» **TASK DETAILS**: Set down the records below in full, exactly as they read.

Page and application data records:
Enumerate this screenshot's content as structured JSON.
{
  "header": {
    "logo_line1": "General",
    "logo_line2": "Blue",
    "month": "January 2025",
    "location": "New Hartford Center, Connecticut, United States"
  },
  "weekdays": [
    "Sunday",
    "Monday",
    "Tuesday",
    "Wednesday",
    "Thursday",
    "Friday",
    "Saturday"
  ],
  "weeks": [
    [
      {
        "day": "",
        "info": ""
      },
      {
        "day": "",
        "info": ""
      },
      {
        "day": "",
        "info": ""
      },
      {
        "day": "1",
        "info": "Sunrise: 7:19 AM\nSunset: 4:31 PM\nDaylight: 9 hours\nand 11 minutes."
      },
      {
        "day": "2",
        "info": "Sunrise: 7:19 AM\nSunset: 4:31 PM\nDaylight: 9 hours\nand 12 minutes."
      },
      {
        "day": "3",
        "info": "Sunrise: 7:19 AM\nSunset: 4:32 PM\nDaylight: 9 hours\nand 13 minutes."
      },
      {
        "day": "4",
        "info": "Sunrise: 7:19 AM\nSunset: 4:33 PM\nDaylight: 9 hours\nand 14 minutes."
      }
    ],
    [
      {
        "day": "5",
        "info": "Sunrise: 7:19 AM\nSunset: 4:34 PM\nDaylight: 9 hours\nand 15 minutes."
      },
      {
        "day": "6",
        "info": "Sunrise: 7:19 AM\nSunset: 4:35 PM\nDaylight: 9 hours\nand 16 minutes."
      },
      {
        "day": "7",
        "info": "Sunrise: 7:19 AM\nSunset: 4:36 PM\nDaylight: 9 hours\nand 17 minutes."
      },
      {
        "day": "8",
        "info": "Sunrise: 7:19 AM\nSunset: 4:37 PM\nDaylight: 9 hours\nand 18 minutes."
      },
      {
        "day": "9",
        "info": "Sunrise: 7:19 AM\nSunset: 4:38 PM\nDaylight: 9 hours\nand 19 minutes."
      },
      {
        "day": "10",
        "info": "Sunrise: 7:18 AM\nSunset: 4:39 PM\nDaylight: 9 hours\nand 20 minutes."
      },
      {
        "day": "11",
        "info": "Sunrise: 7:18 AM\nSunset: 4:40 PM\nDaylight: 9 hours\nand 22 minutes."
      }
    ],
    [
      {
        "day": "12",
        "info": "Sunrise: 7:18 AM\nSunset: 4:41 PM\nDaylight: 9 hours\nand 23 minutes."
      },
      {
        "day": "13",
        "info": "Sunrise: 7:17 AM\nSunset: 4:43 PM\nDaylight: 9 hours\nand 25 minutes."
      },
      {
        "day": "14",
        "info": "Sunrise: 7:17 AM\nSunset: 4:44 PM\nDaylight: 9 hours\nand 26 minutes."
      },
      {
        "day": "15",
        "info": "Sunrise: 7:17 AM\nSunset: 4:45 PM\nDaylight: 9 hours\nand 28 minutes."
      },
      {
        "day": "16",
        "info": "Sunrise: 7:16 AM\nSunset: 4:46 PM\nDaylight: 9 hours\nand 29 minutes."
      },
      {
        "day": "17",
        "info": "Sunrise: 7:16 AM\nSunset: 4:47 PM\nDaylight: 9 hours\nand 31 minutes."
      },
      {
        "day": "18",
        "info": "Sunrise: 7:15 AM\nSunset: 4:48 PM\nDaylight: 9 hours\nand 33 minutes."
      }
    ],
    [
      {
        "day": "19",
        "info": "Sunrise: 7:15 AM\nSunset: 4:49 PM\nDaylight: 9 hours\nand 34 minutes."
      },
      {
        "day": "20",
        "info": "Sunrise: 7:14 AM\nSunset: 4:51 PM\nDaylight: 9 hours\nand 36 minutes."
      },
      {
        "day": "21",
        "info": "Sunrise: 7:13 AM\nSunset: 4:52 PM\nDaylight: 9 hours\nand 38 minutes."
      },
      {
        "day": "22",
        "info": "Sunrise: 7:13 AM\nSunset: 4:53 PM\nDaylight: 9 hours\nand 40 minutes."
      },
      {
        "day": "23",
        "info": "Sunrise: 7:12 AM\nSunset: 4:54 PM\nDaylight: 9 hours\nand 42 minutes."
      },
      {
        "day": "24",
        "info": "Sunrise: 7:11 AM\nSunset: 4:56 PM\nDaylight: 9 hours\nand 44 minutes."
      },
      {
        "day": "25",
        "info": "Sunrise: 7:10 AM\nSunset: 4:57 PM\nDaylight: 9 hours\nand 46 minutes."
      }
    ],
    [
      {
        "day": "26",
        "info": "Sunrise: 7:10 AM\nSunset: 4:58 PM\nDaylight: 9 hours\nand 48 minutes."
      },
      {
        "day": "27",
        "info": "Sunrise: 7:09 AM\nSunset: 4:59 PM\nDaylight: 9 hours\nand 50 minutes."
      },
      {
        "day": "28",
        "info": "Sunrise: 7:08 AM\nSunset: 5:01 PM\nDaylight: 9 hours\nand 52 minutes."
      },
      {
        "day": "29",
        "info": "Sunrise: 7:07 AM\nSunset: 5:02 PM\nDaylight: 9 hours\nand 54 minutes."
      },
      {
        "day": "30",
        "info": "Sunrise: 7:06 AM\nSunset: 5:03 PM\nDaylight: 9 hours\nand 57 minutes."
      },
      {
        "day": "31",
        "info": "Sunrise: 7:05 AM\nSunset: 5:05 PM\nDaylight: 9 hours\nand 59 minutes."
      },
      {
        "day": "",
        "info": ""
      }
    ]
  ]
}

» **SOLUTION FOR THIS EXERCISE**:
Enumerate this screenshot's content as structured JSON.
{
  "header": {
    "logo_line1": "General",
    "logo_line2": "Blue",
    "month": "January 2025",
    "location": "New Hartford Center, Connecticut, United States"
  },
  "weekdays": [
    "Sunday",
    "Monday",
    "Tuesday",
    "Wednesday",
    "Thursday",
    "Friday",
    "Saturday"
  ],
  "weeks": [
    [
      {
        "day": "",
        "info": ""
      },
      {
        "day": "",
        "info": ""
      },
      {
        "day": "",
        "info": ""
      },
      {
        "day": "1",
        "info": "Sunrise: 7:19 AM\nSunset: 4:31 PM\nDaylight: 9 hours\nand 11 minutes."
      },
      {
        "day": "2",
        "info": "Sunrise: 7:19 AM\nSunset: 4:31 PM\nDaylight: 9 hours\nand 12 minutes."
      },
      {
        "day": "3",
        "info": "Sunrise: 7:19 AM\nSunset: 4:32 PM\nDaylight: 9 hours\nand 13 minutes."
      },
      {
        "day": "4",
        "info": "Sunrise: 7:19 AM\nSunset: 4:33 PM\nDaylight: 9 hours\nand 14 minutes."
      }
    ],
    [
      {
        "day": "5",
        "info": "Sunrise: 7:19 AM\nSunset: 4:34 PM\nDaylight: 9 hours\nand 15 minutes."
      },
      {
        "day": "6",
        "info": "Sunrise: 7:19 AM\nSunset: 4:35 PM\nDaylight: 9 hours\nand 16 minutes."
      },
      {
        "day": "7",
        "info": "Sunrise: 7:19 AM\nSunset: 4:36 PM\nDaylight: 9 hours\nand 17 minutes."
      },
      {
        "day": "8",
        "info": "Sunrise: 7:19 AM\nSunset: 4:37 PM\nDaylight: 9 hours\nand 18 minutes."
      },
      {
        "day": "9",
        "info": "Sunrise: 7:19 AM\nSunset: 4:38 PM\nDaylight: 9 hours\nand 19 minutes."
      },
      {
        "day": "10",
        "info": "Sunrise: 7:18 AM\nSunset: 4:39 PM\nDaylight: 9 hours\nand 20 minutes."
      },
      {
        "day": "11",
        "info": "Sunrise: 7:18 AM\nSunset: 4:40 PM\nDaylight: 9 hours\nand 22 minutes."
      }
    ],
    [
      {
        "day": "12",
        "info": "Sunrise: 7:18 AM\nSunset: 4:41 PM\nDaylight: 9 hours\nand 23 minutes."
      },
      {
        "day": "13",
        "info": "Sunrise: 7:17 AM\nSunset: 4:43 PM\nDaylight: 9 hours\nand 25 minutes."
      },
      {
        "day": "14",
        "info": "Sunrise: 7:17 AM\nSunset: 4:44 PM\nDaylight: 9 hours\nand 26 minutes."
      },
      {
        "day": "15",
        "info": "Sunrise: 7:17 AM\nSunset: 4:45 PM\nDaylight: 9 hours\nand 28 minutes."
      },
      {
        "day": "16",
        "info": "Sunrise: 7:16 AM\nSunset: 4:46 PM\nDaylight: 9 hours\nand 29 minutes."
      },
      {
        "day": "17",
        "info": "Sunrise: 7:16 AM\nSunset: 4:47 PM\nDaylight: 9 hours\nand 31 minutes."
      },
      {
        "day": "18",
        "info": "Sunrise: 7:15 AM\nSunset: 4:48 PM\nDaylight: 9 hours\nand 33 minutes."
      }
    ],
    [
      {
        "day": "19",
        "info": "Sunrise: 7:15 AM\nSunset: 4:49 PM\nDaylight: 9 hours\nand 34 minutes."
      },
      {
        "day": "20",
        "info": "Sunrise: 7:14 AM\nSunset: 4:51 PM\nDaylight: 9 hours\nand 36 minutes."
      },
      {
        "day": "21",
        "info": "Sunrise: 7:13 AM\nSunset: 4:52 PM\nDaylight: 9 hours\nand 38 minutes."
      },
      {
        "day": "22",
        "info": "Sunrise: 7:13 AM\nSunset: 4:53 PM\nDaylight: 9 hours\nand 40 minutes."
      },
      {
        "day": "23",
        "info": "Sunrise: 7:12 AM\nSunset: 4:54 PM\nDaylight: 9 hours\nand 42 minutes."
      },
      {
        "day": "24",
        "info": "Sunrise: 7:11 AM\nSunset: 4:56 PM\nDaylight: 9 hours\nand 44 minutes."
      },
      {
        "day": "25",
        "info": "Sunrise: 7:10 AM\nSunset: 4:57 PM\nDaylight: 9 hours\nand 46 minutes."
      }
    ],
    [
      {
        "day": "26",
        "info": "Sunrise: 7:10 AM\nSunset: 4:58 PM\nDaylight: 9 hours\nand 48 minutes."
      },
      {
        "day": "27",
        "info": "Sunrise: 7:09 AM\nSunset: 4:59 PM\nDaylight: 9 hours\nand 50 minutes."
      },
      {
        "day": "28",
        "info": "Sunrise: 7:08 AM\nSunset: 5:01 PM\nDaylight: 9 hours\nand 52 minutes."
      },
      {
        "day": "29",
        "info": "Sunrise: 7:07 AM\nSunset: 5:02 PM\nDaylight: 9 hours\nand 54 minutes."
      },
      {
        "day": "30",
        "info": "Sunrise: 7:06 AM\nSunset: 5:03 PM\nDaylight: 9 hours\nand 57 minutes."
      },
      {
        "day": "31",
        "info": "Sunrise: 7:05 AM\nSunset: 5:05 PM\nDaylight: 9 hours\nand 59 minutes."
      },
      {
        "day": "",
        "info": ""
      }
    ]
  ]
}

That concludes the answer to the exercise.